§ **WHAT IS NEEDED**:
Images should be left out, and everything else in the listing reproduced exactly.

§ **PROVIDED DATA**:
· · ·

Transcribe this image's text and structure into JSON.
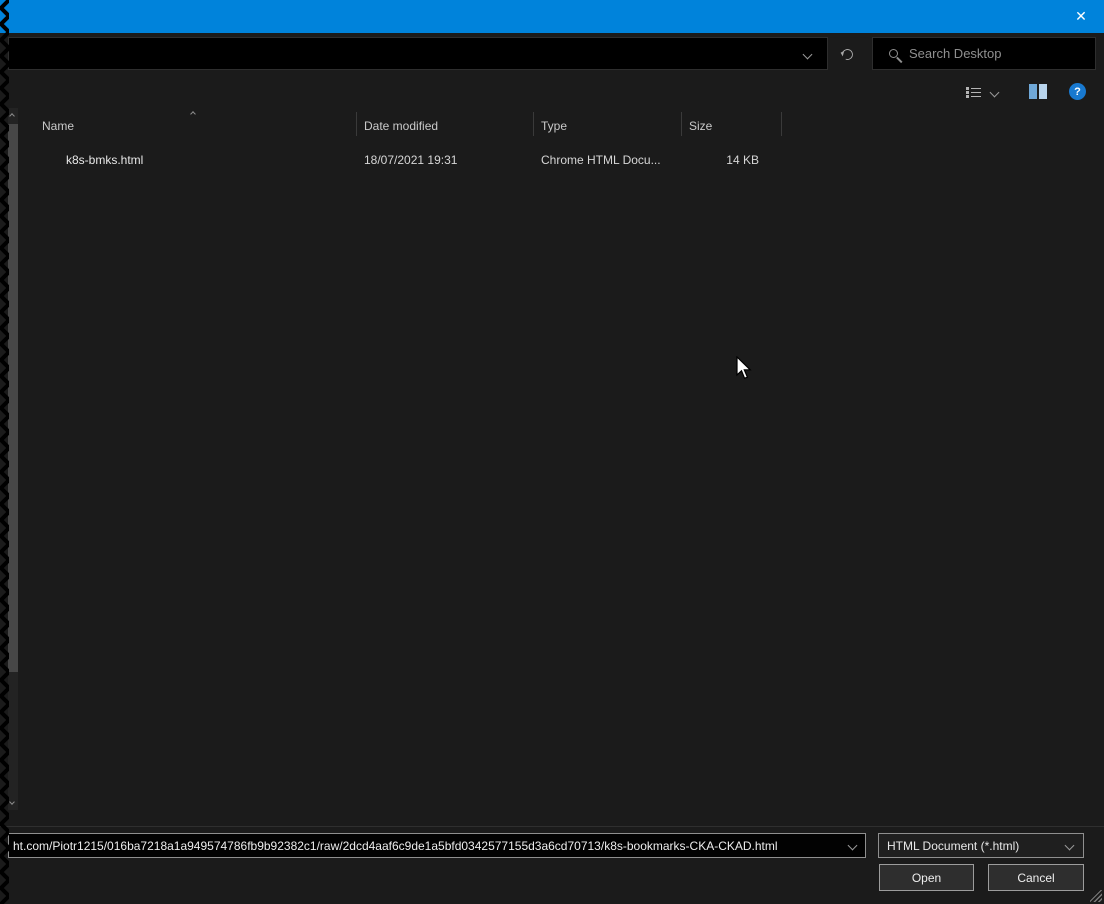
{
  "colors": {
    "titlebar": "#0083db",
    "help": "#1879d0"
  },
  "titlebar": {
    "close_icon": "✕"
  },
  "address_bar": {
    "search_placeholder": "Search Desktop"
  },
  "toolbar": {
    "help_icon": "?"
  },
  "file_list": {
    "columns": {
      "name": "Name",
      "date_modified": "Date modified",
      "type": "Type",
      "size": "Size"
    },
    "rows": [
      {
        "name": "k8s-bmks.html",
        "date_modified": "18/07/2021 19:31",
        "type": "Chrome HTML Docu...",
        "size": "14 KB"
      }
    ]
  },
  "footer": {
    "filename_value": "ht.com/Piotr1215/016ba7218a1a949574786fb9b92382c1/raw/2dcd4aaf6c9de1a5bfd0342577155d3a6cd70713/k8s-bookmarks-CKA-CKAD.html",
    "filetype_value": "HTML Document (*.html)",
    "open_label": "Open",
    "cancel_label": "Cancel"
  }
}
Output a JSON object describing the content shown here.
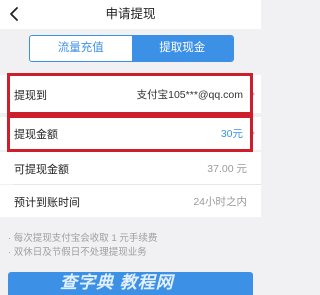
{
  "header": {
    "title": "申请提现"
  },
  "tabs": [
    {
      "label": "流量充值",
      "active": false
    },
    {
      "label": "提取现金",
      "active": true
    }
  ],
  "form": {
    "withdraw_to": {
      "label": "提现到",
      "value": "支付宝105***@qq.com"
    },
    "amount": {
      "label": "提现金额",
      "value": "30元"
    },
    "available": {
      "label": "可提现金额",
      "value": "37.00 元"
    },
    "eta": {
      "label": "预计到账时间",
      "value": "24小时之内"
    }
  },
  "notes": [
    "· 每次提现支付宝会收取 1 元手续费",
    "· 双休日及节假日不处理提现业务"
  ],
  "watermark": {
    "text": "查字典 教程网"
  },
  "colors": {
    "accent": "#3c91e6",
    "highlight": "#cc1f2b"
  }
}
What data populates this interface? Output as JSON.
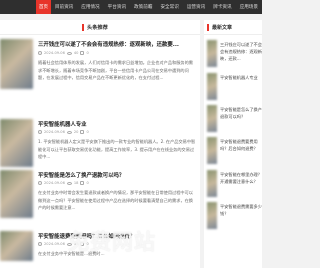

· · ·

§ **RESPONSE TO THIS EXERCISE**:
Transcribe this image's text and structure into JSON.
{
  "colors": {
    "titlebar": "#0083db",
    "help": "#1879d0"
  },
  "titlebar": {
    "close_icon": "✕"
  },
  "address_bar": {
    "search_placeholder": "Search Desktop"
  },
  "toolbar": {
    "help_icon": "?"
  },
  "file_list": {
    "columns": {
      "name": "Name",
      "date_modified": "Date modified",
      "type": "Type",
      "size": "Size"
    },
    "rows": [
      {
        "name": "k8s-bmks.html",
        "date_modified": "18/07/2021 19:31",
        "type": "Chrome HTML Docu...",
        "size": "14 KB"
      }
    ]
  },
  "footer": {
    "filename_value": "ht.com/Piotr1215/016ba7218a1a949574786fb9b92382c1/raw/2dcd4aaf6c9de1a5bfd0342577155d3a6cd70713/k8s-bookmarks-CKA-CKAD.html",
    "filetype_value": "HTML Document (*.html)",
    "open_label": "Open",
    "cancel_label": "Cancel"
  }
}
Output a JSON object describing the content shown here.
{
  "header": {
    "title": "申请提现"
  },
  "tabs": [
    {
      "label": "流量充值",
      "active": false
    },
    {
      "label": "提取现金",
      "active": true
    }
  ],
  "form": {
    "withdraw_to": {
      "label": "提现到",
      "value": "支付宝105***@qq.com"
    },
    "amount": {
      "label": "提现金额",
      "value": "30元"
    },
    "available": {
      "label": "可提现金额",
      "value": "37.00 元"
    },
    "eta": {
      "label": "预计到账时间",
      "value": "24小时之内"
    }
  },
  "notes": [
    "· 每次提现支付宝会收取 1 元手续费",
    "· 双休日及节假日不处理提现业务"
  ],
  "watermark": {
    "text": "查字典 教程网"
  },
  "colors": {
    "accent": "#3c91e6",
    "highlight": "#cc1f2b"
  }
}
What data populates this interface? Output as JSON.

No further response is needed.